Horacker is constructed around a deceptive idyll. The outward appearance of a gentle and charming life in the small town of Gansewinckel and the atmosphere of a late summer afternoon hide the undercurrent of “chaos, absurdity, and stupidity of this world.” In this contrast lies a recognition of the conflict between reality and ideals, the conflict between selfish individual interests and concern for the community.
Social criticism surfaces in the petty argument by the local farmers over quarter-money, a small sum of money which the schoolmaster and pastor traditionally earned by making a personal visit to every head of family in the parish on New Year’s Day; this custom has not been followed for more than a century, and the farmers now wish to reinstate it. More seriously, a criticism of the cruelty with which outcast individuals are treated by the community is illustrated by the central story of Horacker and Lottchen. The villagers look at suffering with the same detachment as Neubauer, or sometimes even with malicious enjoyment. The suffering of people such as Horacker and Lottchen is a reminder that not all is idyllic in the community, that the community has failed at least some of its members.

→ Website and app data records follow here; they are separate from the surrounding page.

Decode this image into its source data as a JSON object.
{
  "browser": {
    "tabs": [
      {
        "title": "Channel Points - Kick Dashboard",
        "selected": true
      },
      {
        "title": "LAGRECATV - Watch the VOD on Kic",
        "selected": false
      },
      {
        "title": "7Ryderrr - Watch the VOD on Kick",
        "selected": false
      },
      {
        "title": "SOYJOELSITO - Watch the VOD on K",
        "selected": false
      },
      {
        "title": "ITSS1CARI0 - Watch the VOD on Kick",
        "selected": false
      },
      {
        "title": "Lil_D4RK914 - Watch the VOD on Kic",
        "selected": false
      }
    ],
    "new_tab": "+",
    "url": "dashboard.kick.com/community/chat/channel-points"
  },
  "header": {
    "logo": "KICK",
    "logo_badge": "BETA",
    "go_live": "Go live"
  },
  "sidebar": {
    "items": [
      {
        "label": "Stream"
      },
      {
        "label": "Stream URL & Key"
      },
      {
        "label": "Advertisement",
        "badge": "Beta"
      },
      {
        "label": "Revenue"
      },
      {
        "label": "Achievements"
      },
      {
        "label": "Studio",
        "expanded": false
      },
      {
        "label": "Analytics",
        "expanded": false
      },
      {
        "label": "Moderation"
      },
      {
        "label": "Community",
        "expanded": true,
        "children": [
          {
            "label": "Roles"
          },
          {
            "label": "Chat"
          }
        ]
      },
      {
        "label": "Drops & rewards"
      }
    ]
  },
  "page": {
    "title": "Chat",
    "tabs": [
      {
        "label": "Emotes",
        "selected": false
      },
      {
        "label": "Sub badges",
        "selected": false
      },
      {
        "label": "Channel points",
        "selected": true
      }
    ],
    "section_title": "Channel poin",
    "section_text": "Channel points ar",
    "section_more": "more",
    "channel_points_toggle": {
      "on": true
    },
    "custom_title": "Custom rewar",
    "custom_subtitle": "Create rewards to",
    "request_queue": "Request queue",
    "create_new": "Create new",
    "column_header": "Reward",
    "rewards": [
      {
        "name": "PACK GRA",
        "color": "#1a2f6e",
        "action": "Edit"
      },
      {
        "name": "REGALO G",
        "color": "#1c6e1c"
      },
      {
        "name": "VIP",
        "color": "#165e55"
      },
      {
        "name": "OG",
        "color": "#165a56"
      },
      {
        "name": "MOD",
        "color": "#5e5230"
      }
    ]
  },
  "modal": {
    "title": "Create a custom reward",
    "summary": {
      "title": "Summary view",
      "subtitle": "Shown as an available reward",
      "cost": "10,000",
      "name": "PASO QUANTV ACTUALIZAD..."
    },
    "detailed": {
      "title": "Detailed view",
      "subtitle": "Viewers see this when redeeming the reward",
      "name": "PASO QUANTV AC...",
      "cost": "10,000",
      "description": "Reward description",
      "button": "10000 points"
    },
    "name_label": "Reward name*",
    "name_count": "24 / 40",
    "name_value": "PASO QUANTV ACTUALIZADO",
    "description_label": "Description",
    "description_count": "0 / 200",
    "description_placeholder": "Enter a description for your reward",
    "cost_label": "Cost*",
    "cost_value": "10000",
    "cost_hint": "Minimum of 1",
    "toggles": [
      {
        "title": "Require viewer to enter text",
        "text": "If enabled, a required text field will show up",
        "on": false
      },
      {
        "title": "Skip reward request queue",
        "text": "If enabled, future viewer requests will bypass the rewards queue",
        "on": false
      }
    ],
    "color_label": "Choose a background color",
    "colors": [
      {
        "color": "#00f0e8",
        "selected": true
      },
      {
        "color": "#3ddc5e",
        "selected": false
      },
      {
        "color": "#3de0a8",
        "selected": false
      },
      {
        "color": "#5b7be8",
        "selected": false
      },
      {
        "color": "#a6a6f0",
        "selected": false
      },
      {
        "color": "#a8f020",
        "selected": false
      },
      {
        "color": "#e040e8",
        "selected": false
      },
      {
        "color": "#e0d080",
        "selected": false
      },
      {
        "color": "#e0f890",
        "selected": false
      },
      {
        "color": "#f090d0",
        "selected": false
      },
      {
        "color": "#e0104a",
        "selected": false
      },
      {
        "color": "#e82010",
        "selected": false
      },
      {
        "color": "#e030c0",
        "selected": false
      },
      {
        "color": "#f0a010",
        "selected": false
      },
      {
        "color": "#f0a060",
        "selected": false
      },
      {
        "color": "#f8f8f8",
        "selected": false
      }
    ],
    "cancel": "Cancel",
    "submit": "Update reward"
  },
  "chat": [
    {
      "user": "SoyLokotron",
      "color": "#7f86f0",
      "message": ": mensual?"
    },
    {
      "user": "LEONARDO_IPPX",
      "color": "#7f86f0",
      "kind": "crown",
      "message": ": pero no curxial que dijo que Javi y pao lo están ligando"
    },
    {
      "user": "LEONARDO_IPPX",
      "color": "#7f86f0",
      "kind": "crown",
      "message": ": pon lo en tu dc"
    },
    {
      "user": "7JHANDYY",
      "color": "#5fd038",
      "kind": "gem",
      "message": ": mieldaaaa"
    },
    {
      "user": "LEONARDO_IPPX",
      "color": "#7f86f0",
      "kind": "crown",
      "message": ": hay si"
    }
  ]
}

The value of the humane individual is upheld in such characters as Eckerbusch, who disperses the crowd gathered outside the parsonage by refusing to accept its judgment, relying instead on his own. He stands for that small circle of...
(The entire section is 466 words.)